Listed records Start Marker

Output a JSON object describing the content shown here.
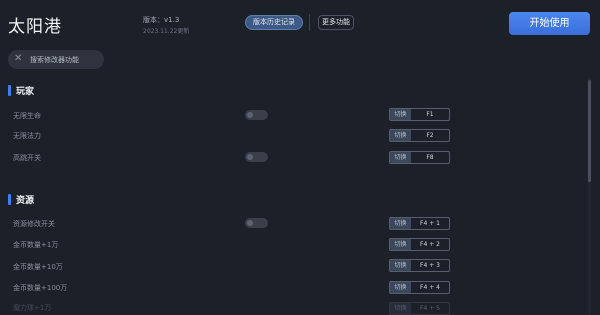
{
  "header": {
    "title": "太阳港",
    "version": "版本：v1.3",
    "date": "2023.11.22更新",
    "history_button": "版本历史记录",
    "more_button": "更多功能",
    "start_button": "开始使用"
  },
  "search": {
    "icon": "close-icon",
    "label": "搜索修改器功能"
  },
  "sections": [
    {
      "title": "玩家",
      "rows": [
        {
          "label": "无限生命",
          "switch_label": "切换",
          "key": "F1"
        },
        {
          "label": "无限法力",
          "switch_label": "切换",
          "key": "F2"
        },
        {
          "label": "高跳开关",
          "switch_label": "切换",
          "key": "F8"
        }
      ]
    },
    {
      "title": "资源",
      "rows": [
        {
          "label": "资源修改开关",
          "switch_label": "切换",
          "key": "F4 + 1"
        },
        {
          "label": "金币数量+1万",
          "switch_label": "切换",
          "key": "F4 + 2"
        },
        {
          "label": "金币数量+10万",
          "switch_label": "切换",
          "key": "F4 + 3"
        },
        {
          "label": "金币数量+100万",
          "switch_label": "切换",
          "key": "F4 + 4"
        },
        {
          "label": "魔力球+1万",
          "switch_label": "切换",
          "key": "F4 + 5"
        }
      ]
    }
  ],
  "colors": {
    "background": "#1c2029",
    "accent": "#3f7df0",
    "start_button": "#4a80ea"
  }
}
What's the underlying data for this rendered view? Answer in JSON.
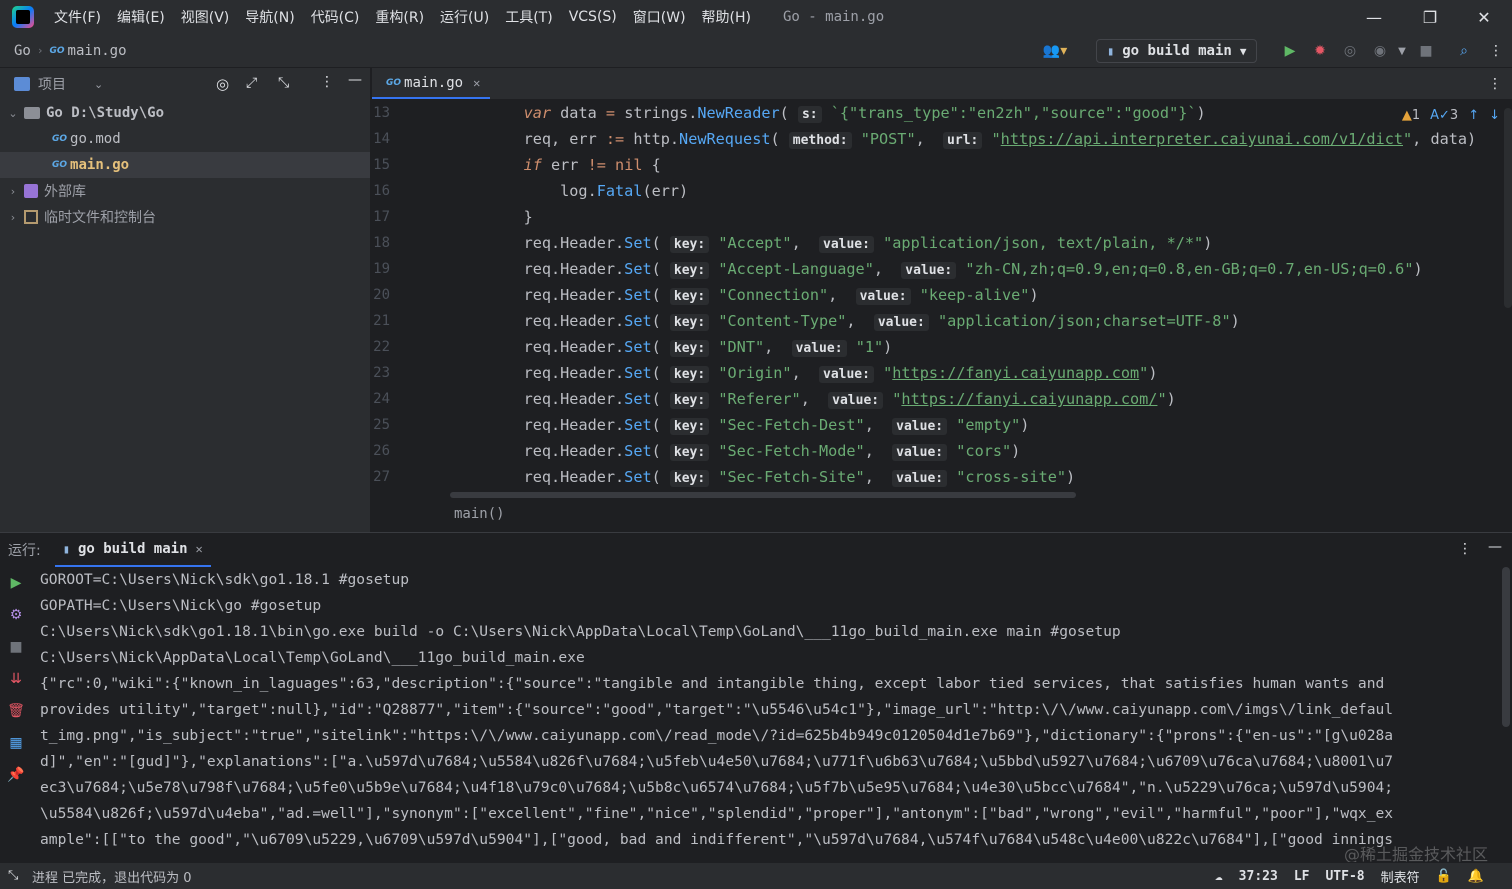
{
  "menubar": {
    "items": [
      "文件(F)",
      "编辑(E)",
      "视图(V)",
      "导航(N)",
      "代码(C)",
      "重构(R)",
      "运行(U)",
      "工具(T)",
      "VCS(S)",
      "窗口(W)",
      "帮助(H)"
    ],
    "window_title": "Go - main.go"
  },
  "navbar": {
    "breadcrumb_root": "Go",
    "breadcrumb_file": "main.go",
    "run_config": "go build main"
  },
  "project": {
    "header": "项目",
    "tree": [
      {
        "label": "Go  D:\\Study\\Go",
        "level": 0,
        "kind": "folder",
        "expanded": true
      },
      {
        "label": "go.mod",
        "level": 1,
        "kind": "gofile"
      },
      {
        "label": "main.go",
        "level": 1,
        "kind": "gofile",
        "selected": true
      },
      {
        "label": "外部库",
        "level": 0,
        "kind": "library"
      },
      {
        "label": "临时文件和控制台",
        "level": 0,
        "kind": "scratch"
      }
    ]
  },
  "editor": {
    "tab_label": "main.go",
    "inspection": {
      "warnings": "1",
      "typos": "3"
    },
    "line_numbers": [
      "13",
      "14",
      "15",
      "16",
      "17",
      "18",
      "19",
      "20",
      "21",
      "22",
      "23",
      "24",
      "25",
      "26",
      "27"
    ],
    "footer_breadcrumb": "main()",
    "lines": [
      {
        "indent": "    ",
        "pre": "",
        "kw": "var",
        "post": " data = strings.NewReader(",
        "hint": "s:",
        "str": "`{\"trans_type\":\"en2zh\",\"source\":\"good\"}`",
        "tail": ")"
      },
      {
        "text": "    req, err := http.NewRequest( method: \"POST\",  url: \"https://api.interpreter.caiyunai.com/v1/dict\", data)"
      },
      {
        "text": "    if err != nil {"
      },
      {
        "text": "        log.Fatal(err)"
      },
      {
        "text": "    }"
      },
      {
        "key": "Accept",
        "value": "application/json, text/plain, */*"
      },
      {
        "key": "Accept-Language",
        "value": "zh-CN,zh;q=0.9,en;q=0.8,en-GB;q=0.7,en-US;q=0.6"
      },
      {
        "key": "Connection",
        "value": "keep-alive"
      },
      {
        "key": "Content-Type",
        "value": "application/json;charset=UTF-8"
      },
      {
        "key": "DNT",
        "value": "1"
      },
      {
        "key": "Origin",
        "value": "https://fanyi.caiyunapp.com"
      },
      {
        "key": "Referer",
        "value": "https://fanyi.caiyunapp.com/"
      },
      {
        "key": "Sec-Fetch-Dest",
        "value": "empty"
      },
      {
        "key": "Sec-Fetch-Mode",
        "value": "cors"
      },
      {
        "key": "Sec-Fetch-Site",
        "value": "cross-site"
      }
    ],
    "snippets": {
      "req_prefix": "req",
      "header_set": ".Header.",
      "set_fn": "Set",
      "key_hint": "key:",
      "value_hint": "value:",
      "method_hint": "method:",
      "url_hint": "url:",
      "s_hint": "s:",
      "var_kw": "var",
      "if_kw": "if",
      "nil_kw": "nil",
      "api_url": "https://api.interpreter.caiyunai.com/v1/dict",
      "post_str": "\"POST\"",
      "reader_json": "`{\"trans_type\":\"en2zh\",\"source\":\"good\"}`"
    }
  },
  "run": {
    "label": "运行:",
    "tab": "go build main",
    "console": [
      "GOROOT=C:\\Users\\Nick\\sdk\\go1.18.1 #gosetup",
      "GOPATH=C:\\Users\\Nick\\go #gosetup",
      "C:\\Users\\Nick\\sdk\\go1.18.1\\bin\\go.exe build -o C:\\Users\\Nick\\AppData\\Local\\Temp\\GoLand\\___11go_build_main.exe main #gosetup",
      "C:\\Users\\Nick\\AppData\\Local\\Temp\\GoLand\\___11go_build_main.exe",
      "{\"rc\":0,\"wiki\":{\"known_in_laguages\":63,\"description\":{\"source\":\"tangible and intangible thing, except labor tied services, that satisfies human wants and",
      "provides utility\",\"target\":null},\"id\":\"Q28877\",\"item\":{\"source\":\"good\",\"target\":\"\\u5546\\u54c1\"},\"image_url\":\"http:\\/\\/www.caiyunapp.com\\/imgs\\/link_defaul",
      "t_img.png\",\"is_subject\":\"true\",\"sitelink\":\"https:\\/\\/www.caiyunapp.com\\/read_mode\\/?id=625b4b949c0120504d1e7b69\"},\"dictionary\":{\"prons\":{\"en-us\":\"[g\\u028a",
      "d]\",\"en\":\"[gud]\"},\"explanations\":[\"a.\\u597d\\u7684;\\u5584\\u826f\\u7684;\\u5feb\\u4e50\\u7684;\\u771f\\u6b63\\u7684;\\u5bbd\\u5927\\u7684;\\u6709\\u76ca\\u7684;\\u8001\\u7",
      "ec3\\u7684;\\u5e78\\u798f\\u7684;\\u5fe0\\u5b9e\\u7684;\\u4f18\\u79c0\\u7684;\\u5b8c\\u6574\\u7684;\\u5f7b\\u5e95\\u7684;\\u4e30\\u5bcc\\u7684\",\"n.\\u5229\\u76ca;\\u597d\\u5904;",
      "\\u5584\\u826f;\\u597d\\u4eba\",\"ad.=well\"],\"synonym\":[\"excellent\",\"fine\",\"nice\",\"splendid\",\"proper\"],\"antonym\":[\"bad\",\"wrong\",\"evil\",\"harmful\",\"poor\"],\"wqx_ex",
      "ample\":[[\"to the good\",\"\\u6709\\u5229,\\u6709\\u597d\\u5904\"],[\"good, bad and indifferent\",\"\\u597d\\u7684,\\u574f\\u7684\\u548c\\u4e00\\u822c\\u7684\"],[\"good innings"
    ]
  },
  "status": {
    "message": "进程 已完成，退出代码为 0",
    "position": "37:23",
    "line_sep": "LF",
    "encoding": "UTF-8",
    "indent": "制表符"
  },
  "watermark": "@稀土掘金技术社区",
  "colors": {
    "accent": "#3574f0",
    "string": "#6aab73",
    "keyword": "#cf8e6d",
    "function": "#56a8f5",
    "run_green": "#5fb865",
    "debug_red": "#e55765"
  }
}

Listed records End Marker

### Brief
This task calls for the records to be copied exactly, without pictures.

### Result
Output a JSON object describing the content shown here.
{
  "header": {
    "title": "太阳港",
    "version": "版本：v1.3",
    "date": "2023.11.22更新",
    "history_button": "版本历史记录",
    "more_button": "更多功能",
    "start_button": "开始使用"
  },
  "search": {
    "icon": "close-icon",
    "label": "搜索修改器功能"
  },
  "sections": [
    {
      "title": "玩家",
      "rows": [
        {
          "label": "无限生命",
          "switch_label": "切换",
          "key": "F1"
        },
        {
          "label": "无限法力",
          "switch_label": "切换",
          "key": "F2"
        },
        {
          "label": "高跳开关",
          "switch_label": "切换",
          "key": "F8"
        }
      ]
    },
    {
      "title": "资源",
      "rows": [
        {
          "label": "资源修改开关",
          "switch_label": "切换",
          "key": "F4 + 1"
        },
        {
          "label": "金币数量+1万",
          "switch_label": "切换",
          "key": "F4 + 2"
        },
        {
          "label": "金币数量+10万",
          "switch_label": "切换",
          "key": "F4 + 3"
        },
        {
          "label": "金币数量+100万",
          "switch_label": "切换",
          "key": "F4 + 4"
        },
        {
          "label": "魔力球+1万",
          "switch_label": "切换",
          "key": "F4 + 5"
        }
      ]
    }
  ],
  "colors": {
    "background": "#1c2029",
    "accent": "#3f7df0",
    "start_button": "#4a80ea"
  }
}
What's the underlying data for this rendered view? Answer in JSON.
{
  "menubar": {
    "items": [
      "文件(F)",
      "编辑(E)",
      "视图(V)",
      "导航(N)",
      "代码(C)",
      "重构(R)",
      "运行(U)",
      "工具(T)",
      "VCS(S)",
      "窗口(W)",
      "帮助(H)"
    ],
    "window_title": "Go - main.go"
  },
  "navbar": {
    "breadcrumb_root": "Go",
    "breadcrumb_file": "main.go",
    "run_config": "go build main"
  },
  "project": {
    "header": "项目",
    "tree": [
      {
        "label": "Go  D:\\Study\\Go",
        "level": 0,
        "kind": "folder",
        "expanded": true
      },
      {
        "label": "go.mod",
        "level": 1,
        "kind": "gofile"
      },
      {
        "label": "main.go",
        "level": 1,
        "kind": "gofile",
        "selected": true
      },
      {
        "label": "外部库",
        "level": 0,
        "kind": "library"
      },
      {
        "label": "临时文件和控制台",
        "level": 0,
        "kind": "scratch"
      }
    ]
  },
  "editor": {
    "tab_label": "main.go",
    "inspection": {
      "warnings": "1",
      "typos": "3"
    },
    "line_numbers": [
      "13",
      "14",
      "15",
      "16",
      "17",
      "18",
      "19",
      "20",
      "21",
      "22",
      "23",
      "24",
      "25",
      "26",
      "27"
    ],
    "footer_breadcrumb": "main()",
    "lines": [
      {
        "indent": "    ",
        "pre": "",
        "kw": "var",
        "post": " data = strings.NewReader(",
        "hint": "s:",
        "str": "`{\"trans_type\":\"en2zh\",\"source\":\"good\"}`",
        "tail": ")"
      },
      {
        "text": "    req, err := http.NewRequest( method: \"POST\",  url: \"https://api.interpreter.caiyunai.com/v1/dict\", data)"
      },
      {
        "text": "    if err != nil {"
      },
      {
        "text": "        log.Fatal(err)"
      },
      {
        "text": "    }"
      },
      {
        "key": "Accept",
        "value": "application/json, text/plain, */*"
      },
      {
        "key": "Accept-Language",
        "value": "zh-CN,zh;q=0.9,en;q=0.8,en-GB;q=0.7,en-US;q=0.6"
      },
      {
        "key": "Connection",
        "value": "keep-alive"
      },
      {
        "key": "Content-Type",
        "value": "application/json;charset=UTF-8"
      },
      {
        "key": "DNT",
        "value": "1"
      },
      {
        "key": "Origin",
        "value": "https://fanyi.caiyunapp.com"
      },
      {
        "key": "Referer",
        "value": "https://fanyi.caiyunapp.com/"
      },
      {
        "key": "Sec-Fetch-Dest",
        "value": "empty"
      },
      {
        "key": "Sec-Fetch-Mode",
        "value": "cors"
      },
      {
        "key": "Sec-Fetch-Site",
        "value": "cross-site"
      }
    ],
    "snippets": {
      "req_prefix": "req",
      "header_set": ".Header.",
      "set_fn": "Set",
      "key_hint": "key:",
      "value_hint": "value:",
      "method_hint": "method:",
      "url_hint": "url:",
      "s_hint": "s:",
      "var_kw": "var",
      "if_kw": "if",
      "nil_kw": "nil",
      "api_url": "https://api.interpreter.caiyunai.com/v1/dict",
      "post_str": "\"POST\"",
      "reader_json": "`{\"trans_type\":\"en2zh\",\"source\":\"good\"}`"
    }
  },
  "run": {
    "label": "运行:",
    "tab": "go build main",
    "console": [
      "GOROOT=C:\\Users\\Nick\\sdk\\go1.18.1 #gosetup",
      "GOPATH=C:\\Users\\Nick\\go #gosetup",
      "C:\\Users\\Nick\\sdk\\go1.18.1\\bin\\go.exe build -o C:\\Users\\Nick\\AppData\\Local\\Temp\\GoLand\\___11go_build_main.exe main #gosetup",
      "C:\\Users\\Nick\\AppData\\Local\\Temp\\GoLand\\___11go_build_main.exe",
      "{\"rc\":0,\"wiki\":{\"known_in_laguages\":63,\"description\":{\"source\":\"tangible and intangible thing, except labor tied services, that satisfies human wants and",
      "provides utility\",\"target\":null},\"id\":\"Q28877\",\"item\":{\"source\":\"good\",\"target\":\"\\u5546\\u54c1\"},\"image_url\":\"http:\\/\\/www.caiyunapp.com\\/imgs\\/link_defaul",
      "t_img.png\",\"is_subject\":\"true\",\"sitelink\":\"https:\\/\\/www.caiyunapp.com\\/read_mode\\/?id=625b4b949c0120504d1e7b69\"},\"dictionary\":{\"prons\":{\"en-us\":\"[g\\u028a",
      "d]\",\"en\":\"[gud]\"},\"explanations\":[\"a.\\u597d\\u7684;\\u5584\\u826f\\u7684;\\u5feb\\u4e50\\u7684;\\u771f\\u6b63\\u7684;\\u5bbd\\u5927\\u7684;\\u6709\\u76ca\\u7684;\\u8001\\u7",
      "ec3\\u7684;\\u5e78\\u798f\\u7684;\\u5fe0\\u5b9e\\u7684;\\u4f18\\u79c0\\u7684;\\u5b8c\\u6574\\u7684;\\u5f7b\\u5e95\\u7684;\\u4e30\\u5bcc\\u7684\",\"n.\\u5229\\u76ca;\\u597d\\u5904;",
      "\\u5584\\u826f;\\u597d\\u4eba\",\"ad.=well\"],\"synonym\":[\"excellent\",\"fine\",\"nice\",\"splendid\",\"proper\"],\"antonym\":[\"bad\",\"wrong\",\"evil\",\"harmful\",\"poor\"],\"wqx_ex",
      "ample\":[[\"to the good\",\"\\u6709\\u5229,\\u6709\\u597d\\u5904\"],[\"good, bad and indifferent\",\"\\u597d\\u7684,\\u574f\\u7684\\u548c\\u4e00\\u822c\\u7684\"],[\"good innings"
    ]
  },
  "status": {
    "message": "进程 已完成，退出代码为 0",
    "position": "37:23",
    "line_sep": "LF",
    "encoding": "UTF-8",
    "indent": "制表符"
  },
  "watermark": "@稀土掘金技术社区",
  "colors": {
    "accent": "#3574f0",
    "string": "#6aab73",
    "keyword": "#cf8e6d",
    "function": "#56a8f5",
    "run_green": "#5fb865",
    "debug_red": "#e55765"
  }
}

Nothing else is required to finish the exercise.